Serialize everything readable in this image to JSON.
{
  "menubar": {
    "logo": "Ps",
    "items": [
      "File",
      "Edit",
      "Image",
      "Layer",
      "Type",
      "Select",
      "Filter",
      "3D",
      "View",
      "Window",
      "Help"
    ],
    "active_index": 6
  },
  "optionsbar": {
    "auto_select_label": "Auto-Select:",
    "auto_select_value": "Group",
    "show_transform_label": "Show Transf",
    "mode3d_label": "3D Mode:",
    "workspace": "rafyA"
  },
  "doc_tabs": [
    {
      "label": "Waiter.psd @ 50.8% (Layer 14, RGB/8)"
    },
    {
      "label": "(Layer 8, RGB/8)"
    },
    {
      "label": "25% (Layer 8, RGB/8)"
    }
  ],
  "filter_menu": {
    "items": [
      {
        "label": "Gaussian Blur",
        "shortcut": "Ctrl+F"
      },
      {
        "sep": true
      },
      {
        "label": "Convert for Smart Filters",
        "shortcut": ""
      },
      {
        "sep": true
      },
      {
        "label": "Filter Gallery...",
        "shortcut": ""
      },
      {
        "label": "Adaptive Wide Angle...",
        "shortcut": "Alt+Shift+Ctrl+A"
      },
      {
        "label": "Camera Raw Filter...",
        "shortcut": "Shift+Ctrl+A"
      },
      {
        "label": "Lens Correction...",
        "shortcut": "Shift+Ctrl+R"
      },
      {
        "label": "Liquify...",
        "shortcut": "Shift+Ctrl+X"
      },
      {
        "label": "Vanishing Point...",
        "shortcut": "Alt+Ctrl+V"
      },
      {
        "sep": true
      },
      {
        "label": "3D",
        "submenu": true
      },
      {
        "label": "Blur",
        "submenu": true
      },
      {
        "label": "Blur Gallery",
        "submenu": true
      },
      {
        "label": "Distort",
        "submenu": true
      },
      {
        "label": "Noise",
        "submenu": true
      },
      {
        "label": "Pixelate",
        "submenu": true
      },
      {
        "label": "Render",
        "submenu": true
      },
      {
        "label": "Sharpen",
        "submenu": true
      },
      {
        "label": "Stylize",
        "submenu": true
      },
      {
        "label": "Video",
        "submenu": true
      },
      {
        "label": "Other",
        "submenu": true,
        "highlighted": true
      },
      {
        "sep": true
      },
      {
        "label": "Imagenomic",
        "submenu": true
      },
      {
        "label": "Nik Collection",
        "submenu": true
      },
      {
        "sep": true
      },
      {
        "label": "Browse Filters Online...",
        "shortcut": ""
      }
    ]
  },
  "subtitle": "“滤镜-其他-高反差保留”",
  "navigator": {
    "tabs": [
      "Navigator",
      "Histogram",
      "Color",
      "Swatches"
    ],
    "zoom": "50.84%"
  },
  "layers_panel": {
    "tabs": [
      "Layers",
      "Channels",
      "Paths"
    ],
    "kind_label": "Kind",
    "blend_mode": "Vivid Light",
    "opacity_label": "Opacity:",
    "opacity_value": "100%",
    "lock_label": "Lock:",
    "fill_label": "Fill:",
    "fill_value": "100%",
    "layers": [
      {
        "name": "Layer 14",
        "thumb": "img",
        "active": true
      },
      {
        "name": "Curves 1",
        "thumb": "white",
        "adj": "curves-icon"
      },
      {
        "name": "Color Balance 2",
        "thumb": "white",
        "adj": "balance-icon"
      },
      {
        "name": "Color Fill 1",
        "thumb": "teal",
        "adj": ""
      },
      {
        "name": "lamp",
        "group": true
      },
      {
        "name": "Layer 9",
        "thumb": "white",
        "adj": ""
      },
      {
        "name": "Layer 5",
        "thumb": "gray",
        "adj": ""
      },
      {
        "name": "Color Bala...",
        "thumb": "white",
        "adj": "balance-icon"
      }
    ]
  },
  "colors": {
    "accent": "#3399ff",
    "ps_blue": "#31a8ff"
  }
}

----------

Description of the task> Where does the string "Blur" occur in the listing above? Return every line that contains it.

Response below>
        "label": "Gaussian Blur",
        "label": "Blur",
        "label": "Blur Gallery",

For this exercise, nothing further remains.